▸ **Task to complete**
A line belongs in the answer if it contains "icon"; copy every such line from the entries below.

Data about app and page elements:
Content starts

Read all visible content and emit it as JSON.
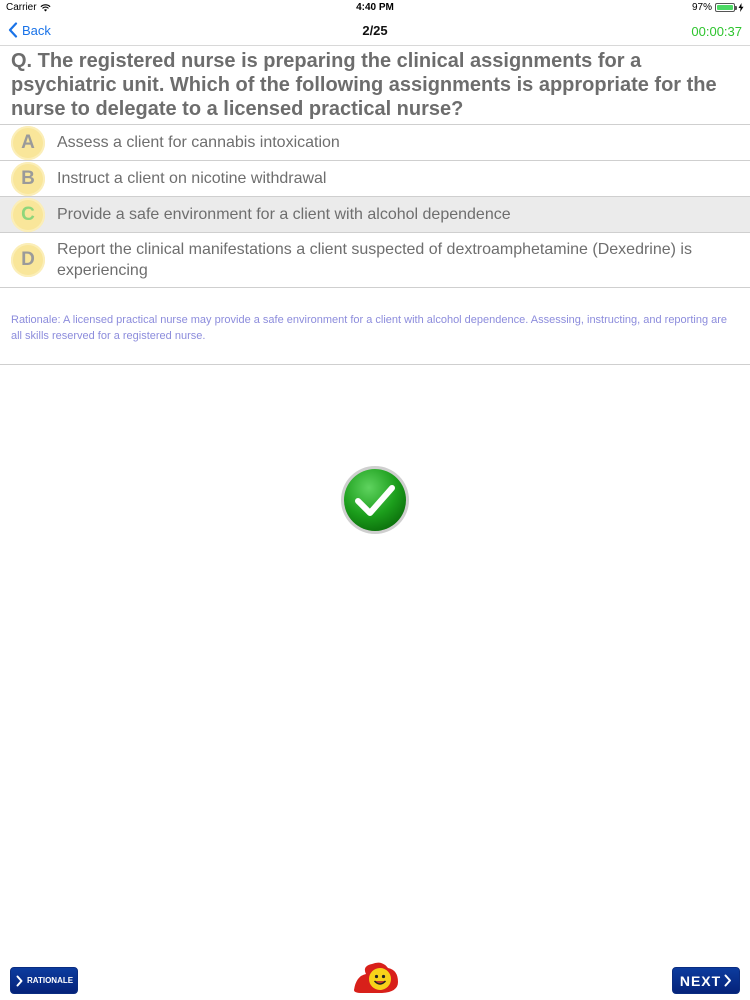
{
  "status_bar": {
    "carrier": "Carrier",
    "time": "4:40 PM",
    "battery": "97%",
    "battery_level": 0.97,
    "wifi_icon": "wifi-icon",
    "battery_icon": "battery-icon",
    "charging_icon": "charging-icon"
  },
  "nav": {
    "back_label": "Back",
    "progress": "2/25",
    "timer": "00:00:37",
    "timer_color": "#2ec42e",
    "back_color": "#1a73e8"
  },
  "question": {
    "text": "Q. The registered nurse is preparing the clinical assignments for a psychiatric unit. Which of the following assignments is appropriate for the nurse to delegate to a licensed practical nurse?"
  },
  "options": [
    {
      "letter": "A",
      "text": "Assess a client for cannabis intoxication",
      "selected": false
    },
    {
      "letter": "B",
      "text": "Instruct a client on nicotine withdrawal",
      "selected": false
    },
    {
      "letter": "C",
      "text": "Provide a safe environment for a client with alcohol dependence",
      "selected": true
    },
    {
      "letter": "D",
      "text": "Report the clinical manifestations a client suspected of dextroamphetamine (Dexedrine) is experiencing",
      "selected": false
    }
  ],
  "rationale": {
    "text": "Rationale: A licensed practical nurse may provide a safe environment for a client with alcohol dependence. Assessing, instructing, and reporting are all skills reserved for a registered nurse.",
    "color": "#8c8cdc"
  },
  "result": {
    "icon": "checkmark-icon",
    "color": "#1a9a1a"
  },
  "toolbar": {
    "rationale_label": "RATIONALE",
    "next_label": "NEXT",
    "mascot_icon": "smiley-mascot-icon",
    "button_color": "#05237a"
  }
}
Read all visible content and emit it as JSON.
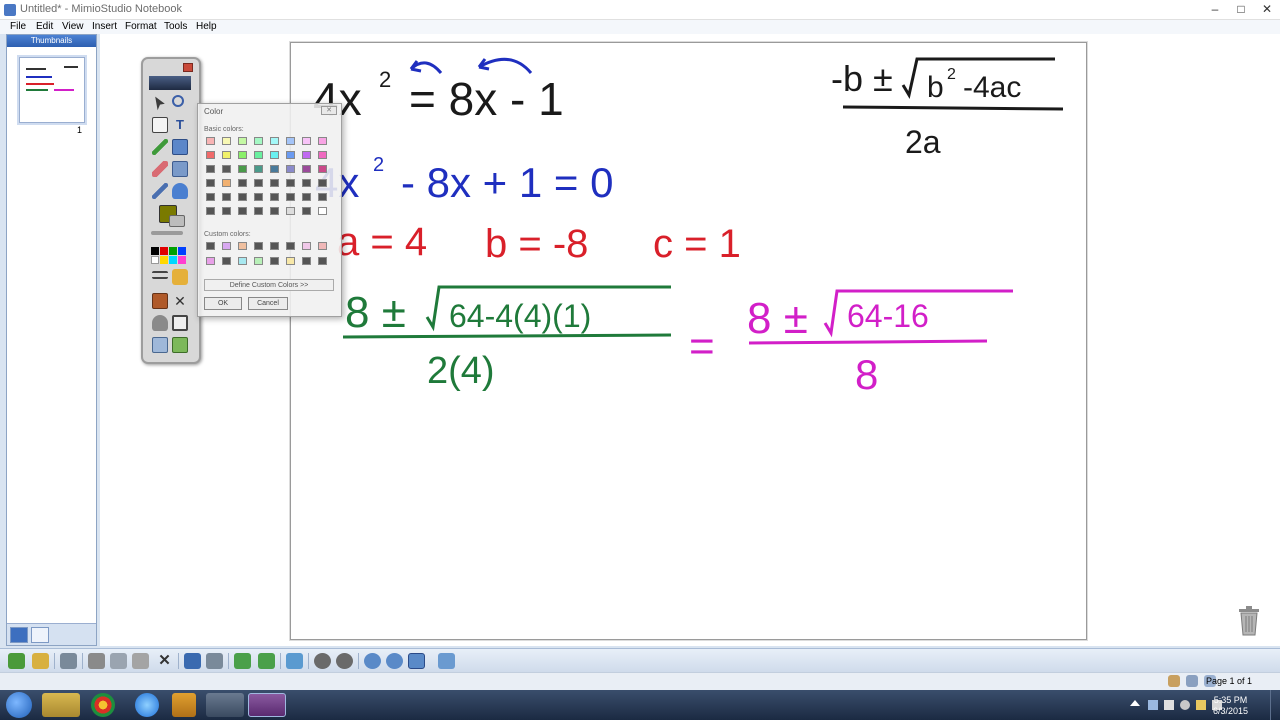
{
  "window": {
    "title": "Untitled* - MimioStudio Notebook",
    "minimize_glyph": "–",
    "maximize_glyph": "□",
    "close_glyph": "✕"
  },
  "menu": [
    "File",
    "Edit",
    "View",
    "Insert",
    "Format",
    "Tools",
    "Help"
  ],
  "left_panel": {
    "header": "Thumbnails",
    "thumbnail_number": "1"
  },
  "color_dialog": {
    "title": "Color",
    "close_glyph": "✕",
    "basic_colors_label": "Basic colors:",
    "custom_colors_label": "Custom colors:",
    "define_custom_label": "Define Custom Colors >>",
    "ok_label": "OK",
    "cancel_label": "Cancel"
  },
  "page_text": {
    "eq1_lhs": "4x",
    "eq1_exp": "2",
    "eq1_rhs": "= 8x - 1",
    "eq2": "4x",
    "eq2_exp": "2",
    "eq2_rest": "- 8x + 1 = 0",
    "a_val": "a = 4",
    "b_val": "b = -8",
    "c_val": "c = 1",
    "formula_top_left": "-b ±",
    "formula_radicand": "b",
    "formula_radicand_exp": "2",
    "formula_radicand_rest": "-4ac",
    "formula_denominator": "2a",
    "step1_num_left": "8 ±",
    "step1_radicand": "64-4(4)(1)",
    "step1_denominator": "2(4)",
    "equals": "=",
    "step2_num_left": "8 ±",
    "step2_radicand": "64-16",
    "step2_denominator": "8"
  },
  "ink_colors": {
    "black": "#1a1a1a",
    "blue": "#1f2fbf",
    "red": "#d9202a",
    "green": "#1f7a3a",
    "magenta": "#d21fc8"
  },
  "status": {
    "page_indicator": "Page 1 of 1"
  },
  "clock": {
    "time": "5:35 PM",
    "date": "6/3/2015"
  }
}
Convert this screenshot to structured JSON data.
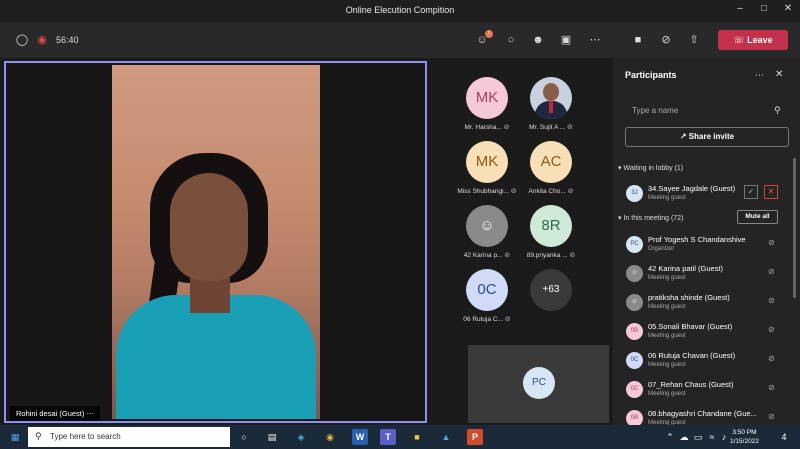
{
  "window": {
    "title": "Online Elecution Compition"
  },
  "toolbar": {
    "timer": "56:40",
    "leave_label": "Leave",
    "participants_badge": "!"
  },
  "stage": {
    "main_name": "Rohini desai (Guest)",
    "tiles": [
      {
        "initials": "MK",
        "label": "Mr. Harsha...",
        "bg": "#f6c9d8",
        "fg": "#a9405f"
      },
      {
        "initials": "",
        "label": "Mr. Sujit A ...",
        "bg": "#4e5a7a",
        "fg": "#ffffff"
      },
      {
        "initials": "MK",
        "label": "Miss Shubhangi...",
        "bg": "#f7e0b5",
        "fg": "#8a5a16"
      },
      {
        "initials": "AC",
        "label": "Ankita Cho...",
        "bg": "#f7e0b5",
        "fg": "#8a5a16"
      },
      {
        "initials": "",
        "label": "42 Karina p...",
        "bg": "#8a8a8a",
        "fg": "#ffffff"
      },
      {
        "initials": "8R",
        "label": "89.priyanka ...",
        "bg": "#cfe9d8",
        "fg": "#2f6e48"
      },
      {
        "initials": "0C",
        "label": "06 Rutuja C...",
        "bg": "#cfdbf7",
        "fg": "#2d4b8e"
      },
      {
        "initials": "+63",
        "label": "",
        "bg": "#3a3a3a",
        "fg": "#ffffff"
      }
    ],
    "self_initials": "PC"
  },
  "panel": {
    "title": "Participants",
    "search_placeholder": "Type a name",
    "share_label": "Share invite",
    "lobby_header": "Waiting in lobby (1)",
    "meeting_header": "In this meeting (72)",
    "mute_all_label": "Mute all",
    "lobby": [
      {
        "initials": "3J",
        "name": "34.Sayee Jagdale (Guest)",
        "role": "Meeting guest",
        "bg": "#d6e6f5",
        "fg": "#2d4b8e"
      }
    ],
    "participants": [
      {
        "initials": "PC",
        "name": "Prof Yogesh S Chandanshive",
        "role": "Organizer",
        "bg": "#d6e6f5",
        "fg": "#2d4b8e"
      },
      {
        "initials": "",
        "name": "42 Karina patil (Guest)",
        "role": "Meeting guest",
        "bg": "#8a8a8a",
        "fg": "#ffffff"
      },
      {
        "initials": "",
        "name": "pratiksha shinde (Guest)",
        "role": "Meeting guest",
        "bg": "#8a8a8a",
        "fg": "#ffffff"
      },
      {
        "initials": "0B",
        "name": "05.Sonali Bhavar (Guest)",
        "role": "Meeting guest",
        "bg": "#f6c9d8",
        "fg": "#a9405f"
      },
      {
        "initials": "0C",
        "name": "06 Rutuja Chavan (Guest)",
        "role": "Meeting guest",
        "bg": "#cfdbf7",
        "fg": "#2d4b8e"
      },
      {
        "initials": "0C",
        "name": "07_Rehan Chaus (Guest)",
        "role": "Meeting guest",
        "bg": "#f6c9d8",
        "fg": "#a9405f"
      },
      {
        "initials": "0B",
        "name": "08.bhagyashri Chandane (Gue...",
        "role": "Meeting guest",
        "bg": "#f6c9d8",
        "fg": "#a9405f"
      }
    ]
  },
  "taskbar": {
    "search_placeholder": "Type here to search",
    "time": "3:50 PM",
    "date": "1/15/2022",
    "notif_count": "4"
  }
}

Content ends

▸ **Task result**
    "wifi_icon": "wifi-icon",
    "battery_icon": "battery-icon",
    "charging_icon": "charging-icon"
    "icon": "checkmark-icon",
    "mascot_icon": "smiley-mascot-icon",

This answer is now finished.